START Data for analysis

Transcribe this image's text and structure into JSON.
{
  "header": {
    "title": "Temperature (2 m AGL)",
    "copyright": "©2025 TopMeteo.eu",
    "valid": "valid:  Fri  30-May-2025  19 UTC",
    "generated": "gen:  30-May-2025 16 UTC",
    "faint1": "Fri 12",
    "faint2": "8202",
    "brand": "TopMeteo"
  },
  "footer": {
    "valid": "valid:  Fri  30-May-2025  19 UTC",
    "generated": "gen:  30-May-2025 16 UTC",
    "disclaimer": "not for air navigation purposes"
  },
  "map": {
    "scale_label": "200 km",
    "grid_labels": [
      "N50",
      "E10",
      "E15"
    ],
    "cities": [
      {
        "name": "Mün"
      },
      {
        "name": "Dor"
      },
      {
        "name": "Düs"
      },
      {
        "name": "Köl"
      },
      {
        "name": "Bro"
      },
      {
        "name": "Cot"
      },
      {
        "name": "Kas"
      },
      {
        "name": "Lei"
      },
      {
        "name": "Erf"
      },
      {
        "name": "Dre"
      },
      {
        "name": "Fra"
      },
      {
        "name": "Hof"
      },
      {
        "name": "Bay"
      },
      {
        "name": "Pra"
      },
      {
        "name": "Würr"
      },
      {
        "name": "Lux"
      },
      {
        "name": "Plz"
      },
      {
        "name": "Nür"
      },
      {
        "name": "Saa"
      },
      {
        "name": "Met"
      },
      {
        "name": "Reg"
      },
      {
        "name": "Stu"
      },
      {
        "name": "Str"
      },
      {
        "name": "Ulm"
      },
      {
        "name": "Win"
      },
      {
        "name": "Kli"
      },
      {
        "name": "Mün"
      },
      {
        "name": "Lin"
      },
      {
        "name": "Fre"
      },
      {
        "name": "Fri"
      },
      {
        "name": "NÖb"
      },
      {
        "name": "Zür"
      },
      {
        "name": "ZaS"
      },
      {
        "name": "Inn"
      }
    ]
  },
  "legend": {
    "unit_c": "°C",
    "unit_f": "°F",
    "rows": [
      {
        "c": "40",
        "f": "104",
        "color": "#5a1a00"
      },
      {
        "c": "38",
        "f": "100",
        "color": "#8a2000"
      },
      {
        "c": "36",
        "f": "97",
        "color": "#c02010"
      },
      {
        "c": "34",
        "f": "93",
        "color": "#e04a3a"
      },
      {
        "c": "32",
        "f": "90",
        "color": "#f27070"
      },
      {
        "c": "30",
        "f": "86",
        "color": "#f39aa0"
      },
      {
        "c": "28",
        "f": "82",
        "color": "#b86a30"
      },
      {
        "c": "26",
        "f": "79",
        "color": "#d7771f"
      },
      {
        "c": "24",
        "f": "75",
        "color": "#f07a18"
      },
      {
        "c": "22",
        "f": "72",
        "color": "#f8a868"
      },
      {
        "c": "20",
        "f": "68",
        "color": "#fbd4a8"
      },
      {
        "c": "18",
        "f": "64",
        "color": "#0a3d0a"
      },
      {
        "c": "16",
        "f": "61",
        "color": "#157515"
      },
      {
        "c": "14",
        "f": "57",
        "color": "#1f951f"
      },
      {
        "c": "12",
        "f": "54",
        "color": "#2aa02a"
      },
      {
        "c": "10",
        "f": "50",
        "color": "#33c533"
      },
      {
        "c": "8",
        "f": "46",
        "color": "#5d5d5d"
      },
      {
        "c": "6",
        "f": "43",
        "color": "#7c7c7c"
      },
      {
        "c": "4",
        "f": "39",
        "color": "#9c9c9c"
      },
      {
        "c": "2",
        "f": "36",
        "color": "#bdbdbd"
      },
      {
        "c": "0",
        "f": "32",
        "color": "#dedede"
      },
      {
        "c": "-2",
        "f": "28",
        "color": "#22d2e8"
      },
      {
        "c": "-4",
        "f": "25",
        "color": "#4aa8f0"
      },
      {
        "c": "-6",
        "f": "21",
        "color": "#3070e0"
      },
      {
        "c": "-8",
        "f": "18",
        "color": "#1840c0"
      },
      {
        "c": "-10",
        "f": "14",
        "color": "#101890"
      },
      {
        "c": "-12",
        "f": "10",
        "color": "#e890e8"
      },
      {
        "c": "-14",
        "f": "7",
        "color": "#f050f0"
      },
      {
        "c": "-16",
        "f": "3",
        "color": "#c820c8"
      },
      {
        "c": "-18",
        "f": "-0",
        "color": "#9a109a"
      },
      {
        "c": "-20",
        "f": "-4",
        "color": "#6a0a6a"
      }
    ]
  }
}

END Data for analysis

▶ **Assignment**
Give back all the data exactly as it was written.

▶ **Task solution**
Transcribe this image's text and structure into JSON.
{
  "header": {
    "title": "Temperature (2 m AGL)",
    "copyright": "©2025 TopMeteo.eu",
    "valid": "valid:  Fri  30-May-2025  19 UTC",
    "generated": "gen:  30-May-2025 16 UTC",
    "faint1": "Fri 12",
    "faint2": "8202",
    "brand": "TopMeteo"
  },
  "footer": {
    "valid": "valid:  Fri  30-May-2025  19 UTC",
    "generated": "gen:  30-May-2025 16 UTC",
    "disclaimer": "not for air navigation purposes"
  },
  "map": {
    "scale_label": "200 km",
    "grid_labels": [
      "N50",
      "E10",
      "E15"
    ],
    "cities": [
      {
        "name": "Mün"
      },
      {
        "name": "Dor"
      },
      {
        "name": "Düs"
      },
      {
        "name": "Köl"
      },
      {
        "name": "Bro"
      },
      {
        "name": "Cot"
      },
      {
        "name": "Kas"
      },
      {
        "name": "Lei"
      },
      {
        "name": "Erf"
      },
      {
        "name": "Dre"
      },
      {
        "name": "Fra"
      },
      {
        "name": "Hof"
      },
      {
        "name": "Bay"
      },
      {
        "name": "Pra"
      },
      {
        "name": "Würr"
      },
      {
        "name": "Lux"
      },
      {
        "name": "Plz"
      },
      {
        "name": "Nür"
      },
      {
        "name": "Saa"
      },
      {
        "name": "Met"
      },
      {
        "name": "Reg"
      },
      {
        "name": "Stu"
      },
      {
        "name": "Str"
      },
      {
        "name": "Ulm"
      },
      {
        "name": "Win"
      },
      {
        "name": "Kli"
      },
      {
        "name": "Mün"
      },
      {
        "name": "Lin"
      },
      {
        "name": "Fre"
      },
      {
        "name": "Fri"
      },
      {
        "name": "NÖb"
      },
      {
        "name": "Zür"
      },
      {
        "name": "ZaS"
      },
      {
        "name": "Inn"
      }
    ]
  },
  "legend": {
    "unit_c": "°C",
    "unit_f": "°F",
    "rows": [
      {
        "c": "40",
        "f": "104",
        "color": "#5a1a00"
      },
      {
        "c": "38",
        "f": "100",
        "color": "#8a2000"
      },
      {
        "c": "36",
        "f": "97",
        "color": "#c02010"
      },
      {
        "c": "34",
        "f": "93",
        "color": "#e04a3a"
      },
      {
        "c": "32",
        "f": "90",
        "color": "#f27070"
      },
      {
        "c": "30",
        "f": "86",
        "color": "#f39aa0"
      },
      {
        "c": "28",
        "f": "82",
        "color": "#b86a30"
      },
      {
        "c": "26",
        "f": "79",
        "color": "#d7771f"
      },
      {
        "c": "24",
        "f": "75",
        "color": "#f07a18"
      },
      {
        "c": "22",
        "f": "72",
        "color": "#f8a868"
      },
      {
        "c": "20",
        "f": "68",
        "color": "#fbd4a8"
      },
      {
        "c": "18",
        "f": "64",
        "color": "#0a3d0a"
      },
      {
        "c": "16",
        "f": "61",
        "color": "#157515"
      },
      {
        "c": "14",
        "f": "57",
        "color": "#1f951f"
      },
      {
        "c": "12",
        "f": "54",
        "color": "#2aa02a"
      },
      {
        "c": "10",
        "f": "50",
        "color": "#33c533"
      },
      {
        "c": "8",
        "f": "46",
        "color": "#5d5d5d"
      },
      {
        "c": "6",
        "f": "43",
        "color": "#7c7c7c"
      },
      {
        "c": "4",
        "f": "39",
        "color": "#9c9c9c"
      },
      {
        "c": "2",
        "f": "36",
        "color": "#bdbdbd"
      },
      {
        "c": "0",
        "f": "32",
        "color": "#dedede"
      },
      {
        "c": "-2",
        "f": "28",
        "color": "#22d2e8"
      },
      {
        "c": "-4",
        "f": "25",
        "color": "#4aa8f0"
      },
      {
        "c": "-6",
        "f": "21",
        "color": "#3070e0"
      },
      {
        "c": "-8",
        "f": "18",
        "color": "#1840c0"
      },
      {
        "c": "-10",
        "f": "14",
        "color": "#101890"
      },
      {
        "c": "-12",
        "f": "10",
        "color": "#e890e8"
      },
      {
        "c": "-14",
        "f": "7",
        "color": "#f050f0"
      },
      {
        "c": "-16",
        "f": "3",
        "color": "#c820c8"
      },
      {
        "c": "-18",
        "f": "-0",
        "color": "#9a109a"
      },
      {
        "c": "-20",
        "f": "-4",
        "color": "#6a0a6a"
      }
    ]
  }
}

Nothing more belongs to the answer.